And curse that justice did it. Who deserves greatness
Deserves your hate; and your affections are
A sick man's appetite, who desires most that
Which would increase his evil. He that depends
Upon your favours swims with fins of lead,
And hews down oaks with rushes. Hang ye! Trust ye?
With every minute you do change a mind;
And call him noble that was now your hate,
Him vile that was your garland," I.i.167-184.
In these nearly 20 lines we have at least five insults against the plebs, attacks that argue for the plebs' fickleness, lack of commitment to justice and powerlessness. Indeed, from M's perspective, the plebs are a pathetic lot. He wished he could line them up and hew them down and bury them. That is what he would do, in fact, if the nobility would only lay aside their "ruth" (i.e., mercy; line 197).
First, the plebs like "nor peace nor war." They are dissatisfied with every social situation primairly because, as he will explain later, they want to exploit the magnanimity of the patricians for their own ends. So, they are afraid when they are in battle (examples of that will come later in Act I), and they become arrogant during peacetime. What can they be other than a bunch of worthless and unappreciative curs?
Second, they cannot be relied upon. The are like the coal of fire on a frozen Thames. The coal will quickly go out. Some scholars see this reference, in fact, as a sort of terminus a quo (time after which the play had to have been composed) because the Thames froze over in 1607, an event that hadn't happened for the previous 40 years. Even if S has that event in the back of his mind, his use of the image is what interests me. Instead of lions he finds hares. What a bunch of wimps are the plebs! S's description here reminds me of Job's description of his "friends" in ch. 6. They are like the wadis that dry up in the summer. Precisely when you need refreshing water, they are nowhere to be seen. When Job says this about his "friends," as I have argued elsewhere, you know that a fissure has developed between them that will be impossible to close. So it is here. There is no community of interest between M and the plebs.

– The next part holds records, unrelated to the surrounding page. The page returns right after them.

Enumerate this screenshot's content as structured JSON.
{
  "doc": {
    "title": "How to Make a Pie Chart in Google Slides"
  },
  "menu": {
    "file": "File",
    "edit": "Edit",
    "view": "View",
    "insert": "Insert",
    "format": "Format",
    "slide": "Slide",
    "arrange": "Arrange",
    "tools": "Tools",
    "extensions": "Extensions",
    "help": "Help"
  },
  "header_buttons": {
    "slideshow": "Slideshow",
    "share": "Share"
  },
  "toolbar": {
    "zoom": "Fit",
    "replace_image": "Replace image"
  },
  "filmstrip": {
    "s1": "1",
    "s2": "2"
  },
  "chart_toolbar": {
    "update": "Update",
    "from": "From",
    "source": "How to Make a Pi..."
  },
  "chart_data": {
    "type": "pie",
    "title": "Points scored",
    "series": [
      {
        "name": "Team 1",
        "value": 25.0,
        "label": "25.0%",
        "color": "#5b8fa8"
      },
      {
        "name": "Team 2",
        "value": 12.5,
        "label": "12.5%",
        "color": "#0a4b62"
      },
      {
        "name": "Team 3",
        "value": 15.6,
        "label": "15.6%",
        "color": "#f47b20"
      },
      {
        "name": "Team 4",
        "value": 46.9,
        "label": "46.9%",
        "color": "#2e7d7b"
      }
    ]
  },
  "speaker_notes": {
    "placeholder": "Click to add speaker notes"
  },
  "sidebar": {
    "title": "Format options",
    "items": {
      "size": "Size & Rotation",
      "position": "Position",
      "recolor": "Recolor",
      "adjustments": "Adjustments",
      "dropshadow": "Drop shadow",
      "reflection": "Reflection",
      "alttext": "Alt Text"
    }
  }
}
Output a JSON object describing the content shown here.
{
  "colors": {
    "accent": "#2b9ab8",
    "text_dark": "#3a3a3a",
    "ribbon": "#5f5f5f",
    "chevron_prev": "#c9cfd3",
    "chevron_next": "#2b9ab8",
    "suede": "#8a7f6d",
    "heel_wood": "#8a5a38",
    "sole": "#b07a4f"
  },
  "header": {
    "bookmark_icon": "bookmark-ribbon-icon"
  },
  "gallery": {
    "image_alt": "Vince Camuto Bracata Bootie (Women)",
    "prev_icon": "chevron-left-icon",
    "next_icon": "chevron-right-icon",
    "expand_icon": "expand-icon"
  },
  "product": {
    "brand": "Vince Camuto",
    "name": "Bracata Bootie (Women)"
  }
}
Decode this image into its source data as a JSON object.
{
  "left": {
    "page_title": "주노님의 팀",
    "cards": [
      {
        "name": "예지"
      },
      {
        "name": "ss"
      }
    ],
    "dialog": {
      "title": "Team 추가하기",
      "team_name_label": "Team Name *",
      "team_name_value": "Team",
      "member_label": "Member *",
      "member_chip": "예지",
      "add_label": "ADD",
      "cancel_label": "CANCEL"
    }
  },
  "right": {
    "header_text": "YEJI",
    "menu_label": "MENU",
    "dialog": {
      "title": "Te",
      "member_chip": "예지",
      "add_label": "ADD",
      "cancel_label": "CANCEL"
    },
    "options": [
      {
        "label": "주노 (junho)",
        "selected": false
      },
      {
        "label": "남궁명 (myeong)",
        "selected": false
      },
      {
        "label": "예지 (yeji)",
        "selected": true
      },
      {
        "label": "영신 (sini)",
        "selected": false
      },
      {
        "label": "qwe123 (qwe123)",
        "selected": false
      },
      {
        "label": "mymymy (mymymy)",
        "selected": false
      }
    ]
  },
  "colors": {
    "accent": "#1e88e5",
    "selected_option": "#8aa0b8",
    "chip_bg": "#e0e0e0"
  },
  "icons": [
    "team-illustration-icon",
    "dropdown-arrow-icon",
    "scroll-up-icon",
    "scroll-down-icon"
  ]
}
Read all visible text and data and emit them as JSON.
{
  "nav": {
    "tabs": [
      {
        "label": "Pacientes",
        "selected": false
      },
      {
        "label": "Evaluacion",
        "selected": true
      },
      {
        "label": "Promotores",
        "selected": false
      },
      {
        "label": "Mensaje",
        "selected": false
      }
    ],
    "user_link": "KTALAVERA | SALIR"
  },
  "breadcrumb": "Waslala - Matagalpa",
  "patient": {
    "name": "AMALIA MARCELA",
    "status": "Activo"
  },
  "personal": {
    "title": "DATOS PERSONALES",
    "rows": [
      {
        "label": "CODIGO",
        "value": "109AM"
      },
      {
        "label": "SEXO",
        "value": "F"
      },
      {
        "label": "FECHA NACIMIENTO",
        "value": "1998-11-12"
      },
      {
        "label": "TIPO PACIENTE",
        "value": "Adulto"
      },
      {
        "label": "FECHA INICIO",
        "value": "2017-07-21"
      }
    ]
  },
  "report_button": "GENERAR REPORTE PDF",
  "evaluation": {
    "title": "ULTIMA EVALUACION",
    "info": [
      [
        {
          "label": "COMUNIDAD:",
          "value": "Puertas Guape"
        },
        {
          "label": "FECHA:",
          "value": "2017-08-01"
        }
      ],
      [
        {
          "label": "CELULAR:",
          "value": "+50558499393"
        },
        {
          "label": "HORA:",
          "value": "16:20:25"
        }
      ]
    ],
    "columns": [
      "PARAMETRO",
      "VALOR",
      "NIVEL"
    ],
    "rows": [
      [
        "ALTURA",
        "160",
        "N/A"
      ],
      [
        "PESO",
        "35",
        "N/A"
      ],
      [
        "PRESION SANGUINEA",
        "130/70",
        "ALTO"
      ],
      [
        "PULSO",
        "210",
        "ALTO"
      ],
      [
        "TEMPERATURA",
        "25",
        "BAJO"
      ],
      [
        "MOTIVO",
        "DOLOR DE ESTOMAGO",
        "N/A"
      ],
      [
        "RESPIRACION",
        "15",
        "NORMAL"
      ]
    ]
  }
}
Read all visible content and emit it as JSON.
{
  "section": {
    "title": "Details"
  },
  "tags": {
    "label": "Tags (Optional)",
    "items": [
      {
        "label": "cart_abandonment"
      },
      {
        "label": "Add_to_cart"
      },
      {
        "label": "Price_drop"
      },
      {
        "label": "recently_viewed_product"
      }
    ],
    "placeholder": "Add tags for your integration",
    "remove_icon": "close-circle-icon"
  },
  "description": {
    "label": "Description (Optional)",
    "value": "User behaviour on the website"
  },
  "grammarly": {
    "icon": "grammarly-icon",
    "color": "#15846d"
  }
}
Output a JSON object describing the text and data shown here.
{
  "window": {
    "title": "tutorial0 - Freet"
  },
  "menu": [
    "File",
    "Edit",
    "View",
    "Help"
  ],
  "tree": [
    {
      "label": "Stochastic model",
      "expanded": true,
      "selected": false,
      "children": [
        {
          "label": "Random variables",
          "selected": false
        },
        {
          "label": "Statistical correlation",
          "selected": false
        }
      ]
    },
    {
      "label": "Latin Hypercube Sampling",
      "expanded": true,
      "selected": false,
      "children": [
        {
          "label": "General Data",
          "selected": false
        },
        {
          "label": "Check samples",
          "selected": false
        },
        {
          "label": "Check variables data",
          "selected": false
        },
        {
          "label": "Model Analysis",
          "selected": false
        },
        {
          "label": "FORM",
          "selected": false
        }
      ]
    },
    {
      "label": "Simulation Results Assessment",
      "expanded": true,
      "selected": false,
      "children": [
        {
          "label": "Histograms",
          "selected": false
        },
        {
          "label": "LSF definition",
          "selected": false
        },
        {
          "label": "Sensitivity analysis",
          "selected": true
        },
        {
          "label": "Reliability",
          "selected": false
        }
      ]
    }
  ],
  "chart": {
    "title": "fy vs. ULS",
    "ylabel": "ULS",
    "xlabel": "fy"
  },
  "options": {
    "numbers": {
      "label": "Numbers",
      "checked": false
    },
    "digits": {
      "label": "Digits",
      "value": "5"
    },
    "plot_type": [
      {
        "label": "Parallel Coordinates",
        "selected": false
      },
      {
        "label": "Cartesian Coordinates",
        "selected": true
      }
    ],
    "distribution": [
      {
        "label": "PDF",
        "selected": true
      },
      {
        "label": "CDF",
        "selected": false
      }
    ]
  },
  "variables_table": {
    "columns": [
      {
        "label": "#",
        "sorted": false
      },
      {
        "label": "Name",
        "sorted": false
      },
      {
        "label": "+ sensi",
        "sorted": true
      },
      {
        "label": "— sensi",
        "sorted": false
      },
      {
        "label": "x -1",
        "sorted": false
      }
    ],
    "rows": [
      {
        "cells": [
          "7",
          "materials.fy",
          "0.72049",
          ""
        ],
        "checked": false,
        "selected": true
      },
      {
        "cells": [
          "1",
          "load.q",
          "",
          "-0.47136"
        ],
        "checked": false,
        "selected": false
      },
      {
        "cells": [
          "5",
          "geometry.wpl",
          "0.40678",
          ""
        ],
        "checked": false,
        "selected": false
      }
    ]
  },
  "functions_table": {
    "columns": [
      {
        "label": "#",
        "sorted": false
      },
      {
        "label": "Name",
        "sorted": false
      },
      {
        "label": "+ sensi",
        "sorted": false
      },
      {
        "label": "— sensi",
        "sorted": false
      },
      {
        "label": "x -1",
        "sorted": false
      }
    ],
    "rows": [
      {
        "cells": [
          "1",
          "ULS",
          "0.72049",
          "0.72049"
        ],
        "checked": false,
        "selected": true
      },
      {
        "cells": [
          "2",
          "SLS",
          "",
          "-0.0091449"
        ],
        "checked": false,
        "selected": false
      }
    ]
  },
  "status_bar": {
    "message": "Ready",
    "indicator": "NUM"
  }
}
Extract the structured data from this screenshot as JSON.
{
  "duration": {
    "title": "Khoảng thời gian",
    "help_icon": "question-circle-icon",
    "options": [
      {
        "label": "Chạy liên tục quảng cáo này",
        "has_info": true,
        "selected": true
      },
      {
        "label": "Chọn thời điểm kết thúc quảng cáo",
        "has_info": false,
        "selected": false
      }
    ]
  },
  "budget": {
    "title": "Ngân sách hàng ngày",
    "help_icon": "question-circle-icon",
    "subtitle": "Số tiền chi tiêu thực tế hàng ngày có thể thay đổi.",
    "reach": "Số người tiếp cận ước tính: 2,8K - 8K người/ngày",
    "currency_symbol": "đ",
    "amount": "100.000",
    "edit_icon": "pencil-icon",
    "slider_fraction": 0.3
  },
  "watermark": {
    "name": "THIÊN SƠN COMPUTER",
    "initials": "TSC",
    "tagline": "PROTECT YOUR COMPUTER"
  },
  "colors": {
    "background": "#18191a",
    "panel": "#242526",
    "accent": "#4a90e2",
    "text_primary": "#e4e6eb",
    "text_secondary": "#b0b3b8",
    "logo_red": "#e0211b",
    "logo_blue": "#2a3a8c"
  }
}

The next essay finishes these thoughts.
Copyright © William R. Long 2004-2008